  63. El-Gebaly E. Effect of levofloxacin and vitamin C on bacterial adherence and preformed biofilm on urethral catheter surfaces. J Microb Biochem Technol. 2012.

    Article  Google Scholar 

  64. Hemilä H. Vitamin C and infections. Nutrients. 2017.

    Article  PubMed  PubMed Central  Google Scholar 

  65. Ran L, Zhao W, Wang H, Zhao Y, Bu H. Vitamin C as a supplementary therapy in relieving symptoms of the common cold: a meta-analysis of 10 randomized controlled trials. BioMed Res Int. 2020.

    Article  PubMed  PubMed Central  Google Scholar 

  66. Shamseer L, Adams D, Brown N, Johnson JA, Vohra S. Antioxidant micronutrients for lung disease in cystic fibrosis. Cochrane Database Syst Rev. 2010.

    Article  PubMed  Google Scholar 

  67. Padhani ZA, Moazzam Z, Ashraf A, Bilal H, Salam RA, Das JK, Bhutta ZA. Vitamin C supplementation for prevention and treatment of pneumonia. Cochrane Database Syst Rev. 2020.

    Article  PubMed  PubMed Central  Google Scholar 

Download references


Not applicable.


The study was funded by funds within the framework of the statutory activities (Department of Microbiology Collegium Medicum, Nicolaus Copernicus University in Toruń).

Author information

Authors and Affiliations



JK-P—conceptualization, methodology, validation, formal analysis, investigation, resources; JP—software, validation, formal analysis, data curation, writing—original draft preparation; JG—conceptualization, software, validation, formal analysis, investigation; KS—conceptualization, writing—review and editing, supervision, NW-K—formal analysis, visualization; DR—visualization; EW-Z- writing—review and editing; EG-K- project administration, funding acquisition.
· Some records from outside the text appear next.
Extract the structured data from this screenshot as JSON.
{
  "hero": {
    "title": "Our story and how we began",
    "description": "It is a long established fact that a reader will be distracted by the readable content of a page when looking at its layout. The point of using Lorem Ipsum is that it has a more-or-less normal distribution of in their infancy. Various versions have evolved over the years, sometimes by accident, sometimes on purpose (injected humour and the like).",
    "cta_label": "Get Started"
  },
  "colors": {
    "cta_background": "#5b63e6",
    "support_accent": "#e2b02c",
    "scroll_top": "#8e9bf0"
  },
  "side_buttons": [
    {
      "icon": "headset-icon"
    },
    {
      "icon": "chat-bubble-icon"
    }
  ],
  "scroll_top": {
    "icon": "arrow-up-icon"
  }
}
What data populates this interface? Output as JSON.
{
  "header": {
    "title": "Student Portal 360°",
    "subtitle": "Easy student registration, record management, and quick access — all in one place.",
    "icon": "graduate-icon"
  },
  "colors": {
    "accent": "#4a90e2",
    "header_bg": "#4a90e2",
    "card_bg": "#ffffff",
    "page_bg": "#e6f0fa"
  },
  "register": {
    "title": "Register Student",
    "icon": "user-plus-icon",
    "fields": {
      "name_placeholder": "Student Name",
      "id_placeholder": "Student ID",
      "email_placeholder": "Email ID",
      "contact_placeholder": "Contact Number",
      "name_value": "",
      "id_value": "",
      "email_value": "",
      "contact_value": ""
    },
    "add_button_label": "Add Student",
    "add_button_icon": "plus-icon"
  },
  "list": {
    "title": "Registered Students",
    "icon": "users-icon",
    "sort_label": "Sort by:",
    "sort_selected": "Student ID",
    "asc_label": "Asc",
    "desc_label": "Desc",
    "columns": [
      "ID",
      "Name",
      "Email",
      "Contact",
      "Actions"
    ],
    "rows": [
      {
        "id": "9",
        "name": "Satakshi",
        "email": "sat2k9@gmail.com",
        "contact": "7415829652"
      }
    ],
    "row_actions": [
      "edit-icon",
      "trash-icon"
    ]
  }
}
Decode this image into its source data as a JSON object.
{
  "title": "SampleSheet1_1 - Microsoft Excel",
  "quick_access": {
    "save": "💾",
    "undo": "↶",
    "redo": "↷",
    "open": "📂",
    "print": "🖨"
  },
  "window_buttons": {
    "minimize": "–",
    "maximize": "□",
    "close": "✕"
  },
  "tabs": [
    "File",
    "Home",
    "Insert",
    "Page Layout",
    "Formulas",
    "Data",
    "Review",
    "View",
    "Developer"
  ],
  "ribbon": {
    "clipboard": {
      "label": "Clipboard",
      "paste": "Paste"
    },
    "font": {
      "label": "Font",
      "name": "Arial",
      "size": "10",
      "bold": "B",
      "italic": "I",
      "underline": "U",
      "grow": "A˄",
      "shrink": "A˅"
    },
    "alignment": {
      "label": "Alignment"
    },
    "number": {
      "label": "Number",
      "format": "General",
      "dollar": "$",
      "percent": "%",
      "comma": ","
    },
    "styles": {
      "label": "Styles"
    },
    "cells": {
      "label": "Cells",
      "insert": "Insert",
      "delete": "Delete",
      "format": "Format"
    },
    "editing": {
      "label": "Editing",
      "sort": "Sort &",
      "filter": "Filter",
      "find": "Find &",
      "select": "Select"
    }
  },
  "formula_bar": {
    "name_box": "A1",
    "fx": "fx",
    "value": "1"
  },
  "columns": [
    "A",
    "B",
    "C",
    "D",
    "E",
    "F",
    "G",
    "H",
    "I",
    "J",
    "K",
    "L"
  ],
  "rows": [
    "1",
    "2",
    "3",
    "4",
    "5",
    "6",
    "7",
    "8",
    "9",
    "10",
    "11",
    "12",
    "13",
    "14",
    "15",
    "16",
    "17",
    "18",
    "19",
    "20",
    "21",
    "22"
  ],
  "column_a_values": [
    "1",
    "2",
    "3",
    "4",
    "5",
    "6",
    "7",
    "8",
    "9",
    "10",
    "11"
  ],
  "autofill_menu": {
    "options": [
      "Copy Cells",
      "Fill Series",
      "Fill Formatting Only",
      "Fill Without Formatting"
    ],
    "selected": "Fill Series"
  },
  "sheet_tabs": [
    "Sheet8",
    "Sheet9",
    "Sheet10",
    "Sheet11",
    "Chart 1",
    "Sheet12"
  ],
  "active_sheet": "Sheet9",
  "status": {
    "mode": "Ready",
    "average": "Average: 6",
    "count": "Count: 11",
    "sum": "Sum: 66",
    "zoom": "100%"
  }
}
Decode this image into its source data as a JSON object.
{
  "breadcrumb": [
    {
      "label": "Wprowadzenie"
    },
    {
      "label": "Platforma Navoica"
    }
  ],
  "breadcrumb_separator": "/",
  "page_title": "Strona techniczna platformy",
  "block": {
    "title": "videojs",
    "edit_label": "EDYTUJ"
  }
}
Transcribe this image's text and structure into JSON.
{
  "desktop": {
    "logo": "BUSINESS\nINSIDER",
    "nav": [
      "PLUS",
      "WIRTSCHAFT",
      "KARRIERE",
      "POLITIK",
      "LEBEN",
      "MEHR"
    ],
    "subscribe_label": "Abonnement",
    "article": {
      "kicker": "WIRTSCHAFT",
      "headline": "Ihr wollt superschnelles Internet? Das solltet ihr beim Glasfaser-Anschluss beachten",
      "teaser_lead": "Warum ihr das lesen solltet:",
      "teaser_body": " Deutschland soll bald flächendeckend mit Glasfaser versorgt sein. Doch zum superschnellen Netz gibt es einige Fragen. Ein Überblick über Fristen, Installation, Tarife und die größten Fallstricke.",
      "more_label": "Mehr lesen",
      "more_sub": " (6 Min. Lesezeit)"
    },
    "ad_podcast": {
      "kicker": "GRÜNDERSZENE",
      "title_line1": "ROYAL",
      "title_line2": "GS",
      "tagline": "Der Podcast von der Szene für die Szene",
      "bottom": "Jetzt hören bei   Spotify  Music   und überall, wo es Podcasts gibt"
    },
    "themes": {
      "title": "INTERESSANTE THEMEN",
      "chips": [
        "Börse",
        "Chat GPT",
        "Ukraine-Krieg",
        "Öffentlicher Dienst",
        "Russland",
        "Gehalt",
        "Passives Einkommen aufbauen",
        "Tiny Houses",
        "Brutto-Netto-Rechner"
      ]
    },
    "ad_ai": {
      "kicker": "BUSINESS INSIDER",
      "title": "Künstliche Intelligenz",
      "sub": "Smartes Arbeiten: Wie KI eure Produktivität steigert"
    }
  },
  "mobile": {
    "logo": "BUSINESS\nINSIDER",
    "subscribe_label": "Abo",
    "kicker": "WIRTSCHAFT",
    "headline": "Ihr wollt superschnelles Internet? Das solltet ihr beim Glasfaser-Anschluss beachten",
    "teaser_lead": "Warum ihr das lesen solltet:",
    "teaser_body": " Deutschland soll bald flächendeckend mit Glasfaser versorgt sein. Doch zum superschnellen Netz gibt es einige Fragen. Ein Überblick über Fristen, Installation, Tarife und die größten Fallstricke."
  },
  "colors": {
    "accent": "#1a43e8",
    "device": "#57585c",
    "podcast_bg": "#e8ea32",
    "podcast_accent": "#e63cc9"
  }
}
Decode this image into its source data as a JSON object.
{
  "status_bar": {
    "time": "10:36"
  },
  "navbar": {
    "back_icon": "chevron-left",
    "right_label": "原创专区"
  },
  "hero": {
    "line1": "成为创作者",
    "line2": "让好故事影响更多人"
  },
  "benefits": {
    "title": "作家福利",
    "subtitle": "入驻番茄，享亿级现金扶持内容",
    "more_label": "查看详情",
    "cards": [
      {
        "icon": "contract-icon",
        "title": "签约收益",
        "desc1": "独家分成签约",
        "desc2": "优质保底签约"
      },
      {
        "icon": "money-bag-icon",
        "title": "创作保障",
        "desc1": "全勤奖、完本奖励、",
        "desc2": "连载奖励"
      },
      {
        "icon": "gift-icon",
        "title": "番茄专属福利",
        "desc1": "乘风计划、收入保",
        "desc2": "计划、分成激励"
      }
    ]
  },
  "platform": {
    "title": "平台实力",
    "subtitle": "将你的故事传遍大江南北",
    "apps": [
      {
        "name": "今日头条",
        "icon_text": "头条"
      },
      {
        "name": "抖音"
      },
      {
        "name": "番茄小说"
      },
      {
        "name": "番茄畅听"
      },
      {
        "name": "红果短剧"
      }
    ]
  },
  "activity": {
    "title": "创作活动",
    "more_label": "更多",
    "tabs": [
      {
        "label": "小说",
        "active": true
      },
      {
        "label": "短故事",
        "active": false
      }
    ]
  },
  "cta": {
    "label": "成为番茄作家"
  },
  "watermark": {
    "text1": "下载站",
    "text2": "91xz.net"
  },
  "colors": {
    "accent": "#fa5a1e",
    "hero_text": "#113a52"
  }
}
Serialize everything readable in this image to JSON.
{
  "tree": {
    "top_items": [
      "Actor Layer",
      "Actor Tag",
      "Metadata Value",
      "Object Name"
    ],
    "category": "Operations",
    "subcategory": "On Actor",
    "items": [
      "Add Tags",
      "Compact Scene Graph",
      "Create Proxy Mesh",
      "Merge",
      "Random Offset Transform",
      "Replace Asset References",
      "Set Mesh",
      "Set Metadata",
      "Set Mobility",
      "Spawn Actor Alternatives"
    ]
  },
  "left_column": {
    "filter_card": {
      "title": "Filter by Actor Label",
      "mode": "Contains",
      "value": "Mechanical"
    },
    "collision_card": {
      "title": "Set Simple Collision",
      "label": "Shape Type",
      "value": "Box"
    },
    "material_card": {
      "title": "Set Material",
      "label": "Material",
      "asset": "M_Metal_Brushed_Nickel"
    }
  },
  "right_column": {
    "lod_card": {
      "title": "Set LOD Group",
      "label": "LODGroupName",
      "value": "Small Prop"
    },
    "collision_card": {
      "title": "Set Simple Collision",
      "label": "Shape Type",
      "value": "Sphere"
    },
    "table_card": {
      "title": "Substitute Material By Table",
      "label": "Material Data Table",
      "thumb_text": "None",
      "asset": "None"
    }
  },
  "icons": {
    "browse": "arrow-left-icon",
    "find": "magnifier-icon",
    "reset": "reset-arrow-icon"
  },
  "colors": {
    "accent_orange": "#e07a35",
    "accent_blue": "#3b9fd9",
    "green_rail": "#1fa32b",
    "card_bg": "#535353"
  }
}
All authors have read and approved the final manuscript.

Corresponding author

Correspondence to Krzysztof Skowron.

Ethics declarations

Ethics approval and consent to participate

Not applicable.

Consent for publication

Not applicable.

Competing interests

The authors report no conflicts of interest in this work.

Additional information

Publisher's Note

Springer Nature remains neutral with regard to jurisdictional claims in published maps and institutional affiliations.

Rights and permissions

Open Access This article is licensed under a Creative Commons Attribution 4.0 International License, which permits use, sharing, adaptation, distribution and reproduction in any medium or format, as long as you give appropriate credit to the original author(s) and the source, provide a link to the Creative Commons licence, and indicate if changes were made. The images or other third party material in this article are included in the article's Creative Commons licence, unless indicated otherwise in a credit line to the material. If material is not included in the article's Creative Commons licence and your intended use is not permitted by statutory regulation or exceeds the permitted use, you will need to obtain permission directly from the copyright holder. To view a copy of this licence, visit The Creative Commons Public Domain Dedication waiver ( applies to the data made available in this article, unless otherwise stated in a credit line to the data.

Reprints and permissions

About this article

Check for updates. Verify currency and authenticity via CrossMark

Cite this article

Przekwas, J., Gębalski, J., Kwiecińska-Piróg, J. et al. The effect of fluoroquinolones and antioxidans on biofilm formation by Proteus mirabilis strains. Ann Clin Microbiol Antimicrob 21, 22 (2022).

Download citation

  • Received:

  • Accepted:

  • Published:

  • DOI: